  •  Assuming graduating from Syracuse and moving to NYC meant I should have it all together and be successful from the starting gate.  Not only did I not have it all together, but trying to convince myself that I did turned out to be more detrimental to my development as an artist than openly admitting I didn’t have it together and might never have it all together would ever be.  It’s okay to be an amateur when that’s what you are.
  • Letting the day job take over.  Because I was worried about finances in moving to NYC, I was afraid to call out of my day job and go on auditions, but that’s what a day job is for: a flexible schedule.  Call out, go on the audition, and pick up an extra shift later.  There will always be an extra shift.
  • Forgetting this is my life.  My career is not my life and while I want to enjoy what I do and find success, it doesn’t define me.  It’s easy to become a workaholic when you haven’t “made it big yet.”  Give yourself a day off and go and sit in the park at least once a week.


S**T Actors Say:

  • When I’m 30, I’ll be perfect for my type.
  • I can’t sing today – I have a cold.
  • I’m so tired.
  • I need coffee.
  • I can’t eat that – I’m cleansing.
  • When I’m 40, I’ll be perfect for my type.
  • I can’t sing – I strained my throat.
  • Do you think I should be Hermia or Juliet today?
  • When I’m 50, I’ll be perfect for my type.
  • I’m only consuming juices.
  • Juliet, definitely Juliet.
  • I can’t sing – I’m – uhh – have you lost weight?
  • I’m on a diet – I’m only drinking water.
  • You are so Juliet today!
  • When I’m 80, I’ll be better than Betty White.  When I’m 80, I’ll be perfect for my type.
  • If I could just get a commercial, I could pay all of my bills!
  • I don’t know any other actors!
  • I only know other actors!
  • I’m sick of being single.
  • All my actor guy friends are gay.
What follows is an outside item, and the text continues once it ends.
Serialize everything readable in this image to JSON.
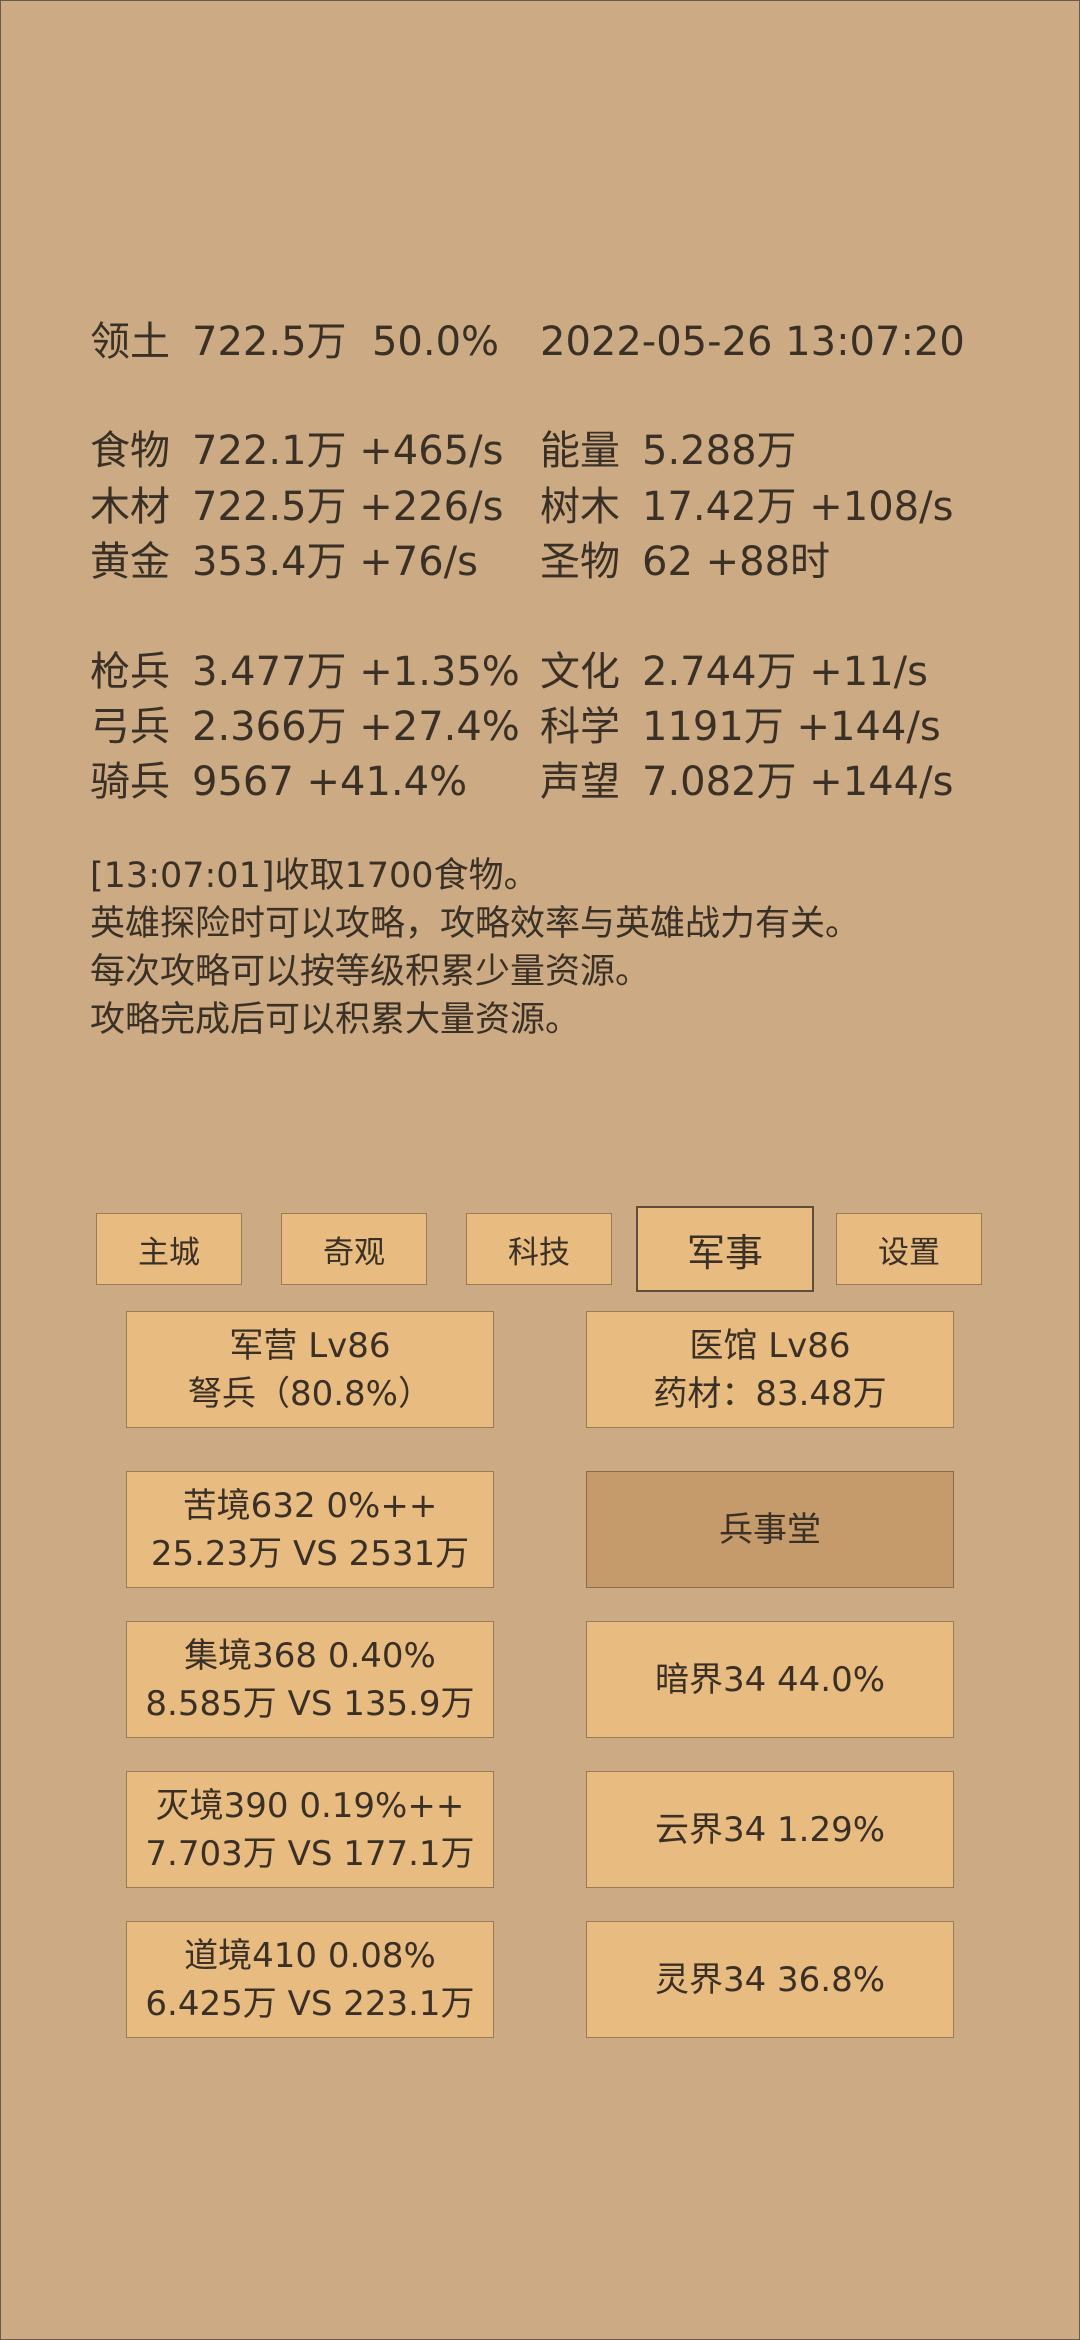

  • When I’m on my death bed I’ll have achieved Meryl and my soul will pass from me into acting heaven for my faithfulness and Meryl’s angels will wait on me.